• _RECORD SET_

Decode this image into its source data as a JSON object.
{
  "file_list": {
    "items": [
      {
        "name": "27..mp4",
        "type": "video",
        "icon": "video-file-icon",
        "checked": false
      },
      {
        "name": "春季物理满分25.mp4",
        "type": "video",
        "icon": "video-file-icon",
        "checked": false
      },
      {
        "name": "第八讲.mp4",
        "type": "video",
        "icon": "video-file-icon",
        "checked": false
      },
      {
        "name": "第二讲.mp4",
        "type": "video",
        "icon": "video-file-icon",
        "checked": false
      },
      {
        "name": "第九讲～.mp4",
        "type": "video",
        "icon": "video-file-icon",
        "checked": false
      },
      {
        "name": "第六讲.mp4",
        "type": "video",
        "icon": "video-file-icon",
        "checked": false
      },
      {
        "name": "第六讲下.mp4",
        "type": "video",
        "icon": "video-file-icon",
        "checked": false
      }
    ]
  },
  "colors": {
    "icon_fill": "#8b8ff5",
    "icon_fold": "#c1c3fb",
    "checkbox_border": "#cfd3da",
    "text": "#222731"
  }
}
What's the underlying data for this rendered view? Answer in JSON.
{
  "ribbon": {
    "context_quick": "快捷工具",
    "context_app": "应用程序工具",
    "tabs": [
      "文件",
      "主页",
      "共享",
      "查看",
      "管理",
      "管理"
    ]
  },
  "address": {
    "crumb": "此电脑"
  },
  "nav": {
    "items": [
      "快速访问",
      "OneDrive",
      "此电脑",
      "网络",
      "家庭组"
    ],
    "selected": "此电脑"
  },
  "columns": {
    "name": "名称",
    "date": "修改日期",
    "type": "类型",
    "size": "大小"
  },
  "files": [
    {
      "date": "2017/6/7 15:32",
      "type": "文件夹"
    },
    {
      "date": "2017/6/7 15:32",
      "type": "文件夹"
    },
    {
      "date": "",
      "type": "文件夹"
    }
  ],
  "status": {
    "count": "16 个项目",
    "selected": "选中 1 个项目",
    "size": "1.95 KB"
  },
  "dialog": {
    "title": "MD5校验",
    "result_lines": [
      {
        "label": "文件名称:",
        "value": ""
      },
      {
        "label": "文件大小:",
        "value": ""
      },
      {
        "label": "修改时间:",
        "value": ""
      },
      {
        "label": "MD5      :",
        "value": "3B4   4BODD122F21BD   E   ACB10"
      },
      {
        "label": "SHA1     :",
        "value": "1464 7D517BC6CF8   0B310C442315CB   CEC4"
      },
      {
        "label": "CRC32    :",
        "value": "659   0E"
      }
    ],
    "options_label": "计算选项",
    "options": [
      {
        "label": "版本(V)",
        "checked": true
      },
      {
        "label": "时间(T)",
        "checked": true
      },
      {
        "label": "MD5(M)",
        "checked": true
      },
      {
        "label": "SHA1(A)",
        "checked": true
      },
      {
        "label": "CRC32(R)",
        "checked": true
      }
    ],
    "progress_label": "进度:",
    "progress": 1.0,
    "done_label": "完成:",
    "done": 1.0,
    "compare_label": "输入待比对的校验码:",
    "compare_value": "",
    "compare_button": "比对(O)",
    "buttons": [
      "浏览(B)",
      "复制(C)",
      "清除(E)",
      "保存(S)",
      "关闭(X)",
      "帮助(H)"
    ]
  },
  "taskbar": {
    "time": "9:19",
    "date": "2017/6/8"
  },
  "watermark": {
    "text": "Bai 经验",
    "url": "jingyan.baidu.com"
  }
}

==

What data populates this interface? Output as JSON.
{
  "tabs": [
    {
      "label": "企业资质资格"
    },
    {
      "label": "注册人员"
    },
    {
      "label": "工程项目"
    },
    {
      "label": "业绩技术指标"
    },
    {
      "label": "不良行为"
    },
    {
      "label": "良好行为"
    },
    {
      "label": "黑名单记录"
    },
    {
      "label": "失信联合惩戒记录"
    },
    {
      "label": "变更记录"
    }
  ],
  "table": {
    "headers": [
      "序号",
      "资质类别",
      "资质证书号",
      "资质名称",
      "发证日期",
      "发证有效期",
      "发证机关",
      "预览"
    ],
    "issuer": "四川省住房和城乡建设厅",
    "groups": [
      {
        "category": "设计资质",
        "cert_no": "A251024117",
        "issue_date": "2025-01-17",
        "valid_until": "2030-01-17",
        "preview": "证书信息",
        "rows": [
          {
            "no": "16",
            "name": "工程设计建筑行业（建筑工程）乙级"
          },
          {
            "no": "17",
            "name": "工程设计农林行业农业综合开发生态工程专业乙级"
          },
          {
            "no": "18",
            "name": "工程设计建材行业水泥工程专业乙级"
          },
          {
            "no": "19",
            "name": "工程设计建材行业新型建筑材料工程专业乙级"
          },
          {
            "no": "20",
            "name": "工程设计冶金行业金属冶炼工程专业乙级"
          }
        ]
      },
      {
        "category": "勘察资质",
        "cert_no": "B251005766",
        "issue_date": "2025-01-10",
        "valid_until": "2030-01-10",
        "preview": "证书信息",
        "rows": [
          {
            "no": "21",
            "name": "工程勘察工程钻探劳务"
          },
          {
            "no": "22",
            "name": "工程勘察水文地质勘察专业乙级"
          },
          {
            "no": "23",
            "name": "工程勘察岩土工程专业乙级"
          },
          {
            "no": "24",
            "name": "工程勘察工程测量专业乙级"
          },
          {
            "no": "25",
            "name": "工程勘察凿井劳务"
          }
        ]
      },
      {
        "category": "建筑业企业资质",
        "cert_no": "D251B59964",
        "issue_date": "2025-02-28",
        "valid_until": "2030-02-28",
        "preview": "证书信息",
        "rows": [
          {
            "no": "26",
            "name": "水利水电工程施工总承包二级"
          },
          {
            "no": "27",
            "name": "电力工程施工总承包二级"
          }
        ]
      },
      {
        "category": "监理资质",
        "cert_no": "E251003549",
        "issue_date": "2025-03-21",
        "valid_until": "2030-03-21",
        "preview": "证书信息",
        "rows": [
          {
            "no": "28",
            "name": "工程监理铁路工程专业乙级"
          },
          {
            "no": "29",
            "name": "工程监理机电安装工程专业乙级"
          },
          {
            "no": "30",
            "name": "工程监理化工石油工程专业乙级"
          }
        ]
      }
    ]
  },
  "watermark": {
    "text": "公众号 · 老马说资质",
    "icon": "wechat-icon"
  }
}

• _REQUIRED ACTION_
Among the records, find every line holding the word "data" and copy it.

• _OUTPUT BELOW_
Decode this image into its source data as a JSON object.
What's the underlying data for this rendered view? Answer in JSON.
What data populates this interface? Output as JSON.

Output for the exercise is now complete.